The following is a guest post by Cherry Chan, Chartered Professional Accountant. Cherry specializes in real estate taxation and has many great posts on the subject on her blog. For more info visit Cherry’s website at: http://cccpa.ca/
In my previous blog post “Rent to Own Taxation (Part 1)“, I shared with you the (3) three streams of income from a typical rent-to-own arrangement and the criteria to determine whether the rent-to-own investment strategy is considered as business or capital in nature. I also shared with you that if the rent-to-own investment strategy is considered as business, the investor is required to report all three streams of income as income.
In this blog post, I will continue to explain to you the tax implication if the rent-to-own arrangement is instead considered to be capital in nature.
Stream 1. Non-refundable down payment
In a typical rent-to-own arrangement, the tenant buyer puts a non-refundable deposit down (a minimum of 5% of the purchase price at Ownership Solutions) in exchange for the option to purchase the house at an agreed price at the end of the term, usually 2 to 3 years (most commonly 3 years at Ownership Solutions).
If the agreement does not specify that such down payment is used for the purchase of the option right, the investor is required to report it as income as the amount is non-refundable.
However, if the agreement specifies that the non-refundable deposit is to be used towards the purchase of the property at the end of the term, the Income Tax Act (ITA) allows the investor to report it as capital gain in the year he receives the money.
In most rent-to-own option agreements I have worked with, they clearly specify that the down payment is to be used to pay for the purchase. Therefore it’s most likely the investor can report it as a capital gain in the year he receives this down payment.
Stream 2: Rent and rent credit
During the term of the rent-to-own arrangement, the tenant buyer is required to pay rent.
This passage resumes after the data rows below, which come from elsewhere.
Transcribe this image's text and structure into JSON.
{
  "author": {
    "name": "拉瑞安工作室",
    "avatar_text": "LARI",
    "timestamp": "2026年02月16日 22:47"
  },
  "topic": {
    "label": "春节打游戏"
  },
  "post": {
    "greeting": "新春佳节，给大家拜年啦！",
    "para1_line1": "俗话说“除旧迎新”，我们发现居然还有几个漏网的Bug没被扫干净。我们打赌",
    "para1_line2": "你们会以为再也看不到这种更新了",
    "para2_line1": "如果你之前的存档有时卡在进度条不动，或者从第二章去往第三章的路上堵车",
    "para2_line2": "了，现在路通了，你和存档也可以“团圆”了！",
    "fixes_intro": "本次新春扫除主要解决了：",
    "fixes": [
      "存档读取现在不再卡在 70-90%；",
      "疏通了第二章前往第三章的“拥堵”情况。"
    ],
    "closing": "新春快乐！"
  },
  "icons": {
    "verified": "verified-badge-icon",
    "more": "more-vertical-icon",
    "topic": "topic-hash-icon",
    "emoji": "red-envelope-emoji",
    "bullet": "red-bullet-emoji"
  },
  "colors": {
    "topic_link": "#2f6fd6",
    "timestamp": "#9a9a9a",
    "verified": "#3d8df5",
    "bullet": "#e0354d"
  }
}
A portion of this rent is then credited toward the ultimate purchase price as agreed on in the option agreement.
For the regular portion of the rent payment, the investor is required to report it as rental income.
As for the amount of rent credit, if the agreement specifies that it is used to maintain the option right and credited towards the future purchase, similar to the non-refundable deposit, the amount can be reported as a capital gain. Otherwise, the rent credit should be reported as income in the same year.
The investor should be careful with respect of drafting up the agreement specifically to the rent credit. One rent-to-own expert had expressed his concern that if the rent credit was not part of the lease agreement, the landlord investor may not be able to go after this amount in case of tenant default.
Stream 3: Purchase option at the end
If the tenant buyer decides not to exercise his option, all the reporting has been completed the year the money is received. Nothing further is required.
If the tenant buyer proceeds with the purchase, the investor is required to do the following:
- For the years the investor has reported the non-refundable deposit and rent credit as capital gains, the investor is required to file an amended return to reduce the capital gain to zero.
- In the year the tenant buyer exercises the option to purchase the house, the investor is required to report the sum of non-refundable down payment, the rent credit, together with the actual cash proceeds from the sale as the sale price, less the cost of the acquisition of the house as capital gain.
That’s all you really need to know about rent-to-own taxation. You should be able to determine whether your rent-to-own transactions are a business or capital in nature, and understand how to report each of the three types of income received during the transaction.
If you have any questions about rent-to-own taxation or require further clarification, please contact me (Cherry) directly.
The above is a guest post by Cherry Chan, Chartered Professional Accountant. Cherry specializes in real estate taxation and has many great posts on the subject on her blog. For more info or to contact Cherry, visit her website at: http://cccpa.ca/